## [Problem statement]
The listing that follows must be given again in full and exactly.

## [Source data]
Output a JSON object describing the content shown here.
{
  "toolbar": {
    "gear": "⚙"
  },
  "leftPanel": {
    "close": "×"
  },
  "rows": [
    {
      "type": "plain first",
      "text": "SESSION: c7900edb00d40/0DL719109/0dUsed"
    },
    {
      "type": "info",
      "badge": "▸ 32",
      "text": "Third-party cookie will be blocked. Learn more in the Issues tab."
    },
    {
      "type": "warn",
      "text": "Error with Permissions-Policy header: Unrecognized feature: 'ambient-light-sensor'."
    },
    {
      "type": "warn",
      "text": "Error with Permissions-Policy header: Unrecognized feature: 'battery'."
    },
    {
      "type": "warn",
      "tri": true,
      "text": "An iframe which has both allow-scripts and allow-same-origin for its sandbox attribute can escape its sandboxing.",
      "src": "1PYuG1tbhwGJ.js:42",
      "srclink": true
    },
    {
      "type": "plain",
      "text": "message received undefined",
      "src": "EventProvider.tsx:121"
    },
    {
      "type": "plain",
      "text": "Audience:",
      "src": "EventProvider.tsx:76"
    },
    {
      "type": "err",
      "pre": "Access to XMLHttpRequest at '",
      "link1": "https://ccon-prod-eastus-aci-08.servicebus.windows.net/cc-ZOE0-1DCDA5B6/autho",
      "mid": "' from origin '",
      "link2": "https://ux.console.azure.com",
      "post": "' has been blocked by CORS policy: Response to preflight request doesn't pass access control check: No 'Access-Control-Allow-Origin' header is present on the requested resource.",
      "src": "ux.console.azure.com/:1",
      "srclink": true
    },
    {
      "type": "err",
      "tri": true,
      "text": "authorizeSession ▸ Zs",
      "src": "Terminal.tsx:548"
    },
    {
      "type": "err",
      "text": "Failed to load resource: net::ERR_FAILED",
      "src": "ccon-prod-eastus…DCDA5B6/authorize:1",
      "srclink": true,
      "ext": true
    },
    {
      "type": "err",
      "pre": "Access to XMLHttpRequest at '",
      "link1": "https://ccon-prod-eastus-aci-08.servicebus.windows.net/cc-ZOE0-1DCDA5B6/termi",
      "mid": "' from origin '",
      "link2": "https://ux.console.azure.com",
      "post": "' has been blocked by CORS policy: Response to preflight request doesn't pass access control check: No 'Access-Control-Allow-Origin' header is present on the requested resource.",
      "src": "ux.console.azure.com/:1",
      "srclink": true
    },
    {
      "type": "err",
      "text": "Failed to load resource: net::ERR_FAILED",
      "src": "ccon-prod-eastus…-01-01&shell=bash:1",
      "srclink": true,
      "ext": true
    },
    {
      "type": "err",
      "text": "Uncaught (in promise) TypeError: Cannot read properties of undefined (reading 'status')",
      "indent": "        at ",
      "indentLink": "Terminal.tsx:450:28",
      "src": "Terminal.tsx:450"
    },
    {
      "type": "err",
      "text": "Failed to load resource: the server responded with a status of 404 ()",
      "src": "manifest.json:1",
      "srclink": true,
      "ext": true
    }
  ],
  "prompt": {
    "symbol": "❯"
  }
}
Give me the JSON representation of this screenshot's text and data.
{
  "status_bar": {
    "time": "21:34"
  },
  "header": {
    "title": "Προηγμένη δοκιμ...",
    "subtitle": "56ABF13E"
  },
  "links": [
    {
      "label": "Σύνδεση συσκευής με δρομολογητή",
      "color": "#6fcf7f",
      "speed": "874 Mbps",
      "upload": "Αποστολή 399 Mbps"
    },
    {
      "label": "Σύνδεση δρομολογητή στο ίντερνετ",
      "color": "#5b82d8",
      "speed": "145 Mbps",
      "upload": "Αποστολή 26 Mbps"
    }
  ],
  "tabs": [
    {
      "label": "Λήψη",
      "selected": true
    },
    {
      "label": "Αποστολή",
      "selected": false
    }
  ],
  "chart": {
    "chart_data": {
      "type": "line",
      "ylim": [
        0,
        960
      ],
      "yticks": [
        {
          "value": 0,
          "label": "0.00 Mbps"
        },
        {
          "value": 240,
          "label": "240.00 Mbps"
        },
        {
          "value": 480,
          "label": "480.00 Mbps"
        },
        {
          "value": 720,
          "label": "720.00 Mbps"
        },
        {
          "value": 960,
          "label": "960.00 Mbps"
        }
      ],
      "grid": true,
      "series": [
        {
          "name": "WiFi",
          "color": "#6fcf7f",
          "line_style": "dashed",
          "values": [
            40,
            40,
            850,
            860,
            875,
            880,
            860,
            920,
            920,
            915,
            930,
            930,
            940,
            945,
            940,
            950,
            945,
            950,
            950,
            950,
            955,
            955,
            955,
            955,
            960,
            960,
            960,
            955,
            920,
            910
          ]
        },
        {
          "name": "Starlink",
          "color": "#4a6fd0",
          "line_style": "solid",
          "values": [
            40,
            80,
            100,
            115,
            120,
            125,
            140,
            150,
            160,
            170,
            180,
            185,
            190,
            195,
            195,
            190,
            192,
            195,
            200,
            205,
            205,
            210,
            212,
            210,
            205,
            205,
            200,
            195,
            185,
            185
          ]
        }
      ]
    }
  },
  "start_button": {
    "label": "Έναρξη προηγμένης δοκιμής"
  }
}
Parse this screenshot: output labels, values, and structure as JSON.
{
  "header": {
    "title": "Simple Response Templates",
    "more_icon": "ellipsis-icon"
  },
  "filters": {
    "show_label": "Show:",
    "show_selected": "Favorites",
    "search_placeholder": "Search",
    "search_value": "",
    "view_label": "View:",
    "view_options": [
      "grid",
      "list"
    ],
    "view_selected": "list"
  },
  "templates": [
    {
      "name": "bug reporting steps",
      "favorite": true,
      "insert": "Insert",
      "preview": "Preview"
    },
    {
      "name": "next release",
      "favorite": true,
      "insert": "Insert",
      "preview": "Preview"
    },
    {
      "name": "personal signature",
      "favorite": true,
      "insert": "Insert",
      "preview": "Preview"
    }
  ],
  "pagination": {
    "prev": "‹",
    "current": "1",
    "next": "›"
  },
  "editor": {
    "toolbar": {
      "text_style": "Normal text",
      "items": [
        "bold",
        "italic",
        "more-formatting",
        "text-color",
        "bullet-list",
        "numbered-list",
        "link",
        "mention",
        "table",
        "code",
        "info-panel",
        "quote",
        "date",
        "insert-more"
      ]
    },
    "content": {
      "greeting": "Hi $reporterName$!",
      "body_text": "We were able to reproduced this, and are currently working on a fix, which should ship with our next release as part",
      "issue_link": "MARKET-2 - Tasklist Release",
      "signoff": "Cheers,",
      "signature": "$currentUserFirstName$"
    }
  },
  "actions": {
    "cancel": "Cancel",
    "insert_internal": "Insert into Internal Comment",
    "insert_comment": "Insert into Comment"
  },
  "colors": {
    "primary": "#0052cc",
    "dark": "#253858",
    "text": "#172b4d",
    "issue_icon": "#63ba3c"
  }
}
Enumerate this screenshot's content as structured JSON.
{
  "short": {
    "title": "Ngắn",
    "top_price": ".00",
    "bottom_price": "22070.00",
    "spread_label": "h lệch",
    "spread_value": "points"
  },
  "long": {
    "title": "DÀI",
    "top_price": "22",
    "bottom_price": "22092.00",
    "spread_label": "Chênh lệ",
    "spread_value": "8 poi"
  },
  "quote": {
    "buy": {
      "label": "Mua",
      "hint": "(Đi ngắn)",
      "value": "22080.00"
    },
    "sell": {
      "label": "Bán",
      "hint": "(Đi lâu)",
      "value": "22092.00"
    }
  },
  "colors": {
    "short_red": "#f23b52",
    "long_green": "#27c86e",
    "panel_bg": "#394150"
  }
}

## [Response box]
Output a JSON object describing the content shown here.
{
  "toolbar": {
    "gear": "⚙"
  },
  "leftPanel": {
    "close": "×"
  },
  "rows": [
    {
      "type": "plain first",
      "text": "SESSION: c7900edb00d40/0DL719109/0dUsed"
    },
    {
      "type": "info",
      "badge": "▸ 32",
      "text": "Third-party cookie will be blocked. Learn more in the Issues tab."
    },
    {
      "type": "warn",
      "text": "Error with Permissions-Policy header: Unrecognized feature: 'ambient-light-sensor'."
    },
    {
      "type": "warn",
      "text": "Error with Permissions-Policy header: Unrecognized feature: 'battery'."
    },
    {
      "type": "warn",
      "tri": true,
      "text": "An iframe which has both allow-scripts and allow-same-origin for its sandbox attribute can escape its sandboxing.",
      "src": "1PYuG1tbhwGJ.js:42",
      "srclink": true
    },
    {
      "type": "plain",
      "text": "message received undefined",
      "src": "EventProvider.tsx:121"
    },
    {
      "type": "plain",
      "text": "Audience:",
      "src": "EventProvider.tsx:76"
    },
    {
      "type": "err",
      "pre": "Access to XMLHttpRequest at '",
      "link1": "https://ccon-prod-eastus-aci-08.servicebus.windows.net/cc-ZOE0-1DCDA5B6/autho",
      "mid": "' from origin '",
      "link2": "https://ux.console.azure.com",
      "post": "' has been blocked by CORS policy: Response to preflight request doesn't pass access control check: No 'Access-Control-Allow-Origin' header is present on the requested resource.",
      "src": "ux.console.azure.com/:1",
      "srclink": true
    },
    {
      "type": "err",
      "tri": true,
      "text": "authorizeSession ▸ Zs",
      "src": "Terminal.tsx:548"
    },
    {
      "type": "err",
      "text": "Failed to load resource: net::ERR_FAILED",
      "src": "ccon-prod-eastus…DCDA5B6/authorize:1",
      "srclink": true,
      "ext": true
    },
    {
      "type": "err",
      "pre": "Access to XMLHttpRequest at '",
      "link1": "https://ccon-prod-eastus-aci-08.servicebus.windows.net/cc-ZOE0-1DCDA5B6/termi",
      "mid": "' from origin '",
      "link2": "https://ux.console.azure.com",
      "post": "' has been blocked by CORS policy: Response to preflight request doesn't pass access control check: No 'Access-Control-Allow-Origin' header is present on the requested resource.",
      "src": "ux.console.azure.com/:1",
      "srclink": true
    },
    {
      "type": "err",
      "text": "Failed to load resource: net::ERR_FAILED",
      "src": "ccon-prod-eastus…-01-01&shell=bash:1",
      "srclink": true,
      "ext": true
    },
    {
      "type": "err",
      "text": "Uncaught (in promise) TypeError: Cannot read properties of undefined (reading 'status')",
      "indent": "        at ",
      "indentLink": "Terminal.tsx:450:28",
      "src": "Terminal.tsx:450"
    },
    {
      "type": "err",
      "text": "Failed to load resource: the server responded with a status of 404 ()",
      "src": "manifest.json:1",
      "srclink": true,
      "ext": true
    }
  ],
  "prompt": {
    "symbol": "❯"
  }
}
Give me the JSON representation of this screenshot's text and data.
{
  "status_bar": {
    "time": "21:34"
  },
  "header": {
    "title": "Προηγμένη δοκιμ...",
    "subtitle": "56ABF13E"
  },
  "links": [
    {
      "label": "Σύνδεση συσκευής με δρομολογητή",
      "color": "#6fcf7f",
      "speed": "874 Mbps",
      "upload": "Αποστολή 399 Mbps"
    },
    {
      "label": "Σύνδεση δρομολογητή στο ίντερνετ",
      "color": "#5b82d8",
      "speed": "145 Mbps",
      "upload": "Αποστολή 26 Mbps"
    }
  ],
  "tabs": [
    {
      "label": "Λήψη",
      "selected": true
    },
    {
      "label": "Αποστολή",
      "selected": false
    }
  ],
  "chart": {
    "chart_data": {
      "type": "line",
      "ylim": [
        0,
        960
      ],
      "yticks": [
        {
          "value": 0,
          "label": "0.00 Mbps"
        },
        {
          "value": 240,
          "label": "240.00 Mbps"
        },
        {
          "value": 480,
          "label": "480.00 Mbps"
        },
        {
          "value": 720,
          "label": "720.00 Mbps"
        },
        {
          "value": 960,
          "label": "960.00 Mbps"
        }
      ],
      "grid": true,
      "series": [
        {
          "name": "WiFi",
          "color": "#6fcf7f",
          "line_style": "dashed",
          "values": [
            40,
            40,
            850,
            860,
            875,
            880,
            860,
            920,
            920,
            915,
            930,
            930,
            940,
            945,
            940,
            950,
            945,
            950,
            950,
            950,
            955,
            955,
            955,
            955,
            960,
            960,
            960,
            955,
            920,
            910
          ]
        },
        {
          "name": "Starlink",
          "color": "#4a6fd0",
          "line_style": "solid",
          "values": [
            40,
            80,
            100,
            115,
            120,
            125,
            140,
            150,
            160,
            170,
            180,
            185,
            190,
            195,
            195,
            190,
            192,
            195,
            200,
            205,
            205,
            210,
            212,
            210,
            205,
            205,
            200,
            195,
            185,
            185
          ]
        }
      ]
    }
  },
  "start_button": {
    "label": "Έναρξη προηγμένης δοκιμής"
  }
}
Parse this screenshot: output labels, values, and structure as JSON.
{
  "header": {
    "title": "Simple Response Templates",
    "more_icon": "ellipsis-icon"
  },
  "filters": {
    "show_label": "Show:",
    "show_selected": "Favorites",
    "search_placeholder": "Search",
    "search_value": "",
    "view_label": "View:",
    "view_options": [
      "grid",
      "list"
    ],
    "view_selected": "list"
  },
  "templates": [
    {
      "name": "bug reporting steps",
      "favorite": true,
      "insert": "Insert",
      "preview": "Preview"
    },
    {
      "name": "next release",
      "favorite": true,
      "insert": "Insert",
      "preview": "Preview"
    },
    {
      "name": "personal signature",
      "favorite": true,
      "insert": "Insert",
      "preview": "Preview"
    }
  ],
  "pagination": {
    "prev": "‹",
    "current": "1",
    "next": "›"
  },
  "editor": {
    "toolbar": {
      "text_style": "Normal text",
      "items": [
        "bold",
        "italic",
        "more-formatting",
        "text-color",
        "bullet-list",
        "numbered-list",
        "link",
        "mention",
        "table",
        "code",
        "info-panel",
        "quote",
        "date",
        "insert-more"
      ]
    },
    "content": {
      "greeting": "Hi $reporterName$!",
      "body_text": "We were able to reproduced this, and are currently working on a fix, which should ship with our next release as part",
      "issue_link": "MARKET-2 - Tasklist Release",
      "signoff": "Cheers,",
      "signature": "$currentUserFirstName$"
    }
  },
  "actions": {
    "cancel": "Cancel",
    "insert_internal": "Insert into Internal Comment",
    "insert_comment": "Insert into Comment"
  },
  "colors": {
    "primary": "#0052cc",
    "dark": "#253858",
    "text": "#172b4d",
    "issue_icon": "#63ba3c"
  }
}
Enumerate this screenshot's content as structured JSON.
{
  "short": {
    "title": "Ngắn",
    "top_price": ".00",
    "bottom_price": "22070.00",
    "spread_label": "h lệch",
    "spread_value": "points"
  },
  "long": {
    "title": "DÀI",
    "top_price": "22",
    "bottom_price": "22092.00",
    "spread_label": "Chênh lệ",
    "spread_value": "8 poi"
  },
  "quote": {
    "buy": {
      "label": "Mua",
      "hint": "(Đi ngắn)",
      "value": "22080.00"
    },
    "sell": {
      "label": "Bán",
      "hint": "(Đi lâu)",
      "value": "22092.00"
    }
  },
  "colors": {
    "short_red": "#f23b52",
    "long_green": "#27c86e",
    "panel_bg": "#394150"
  }
}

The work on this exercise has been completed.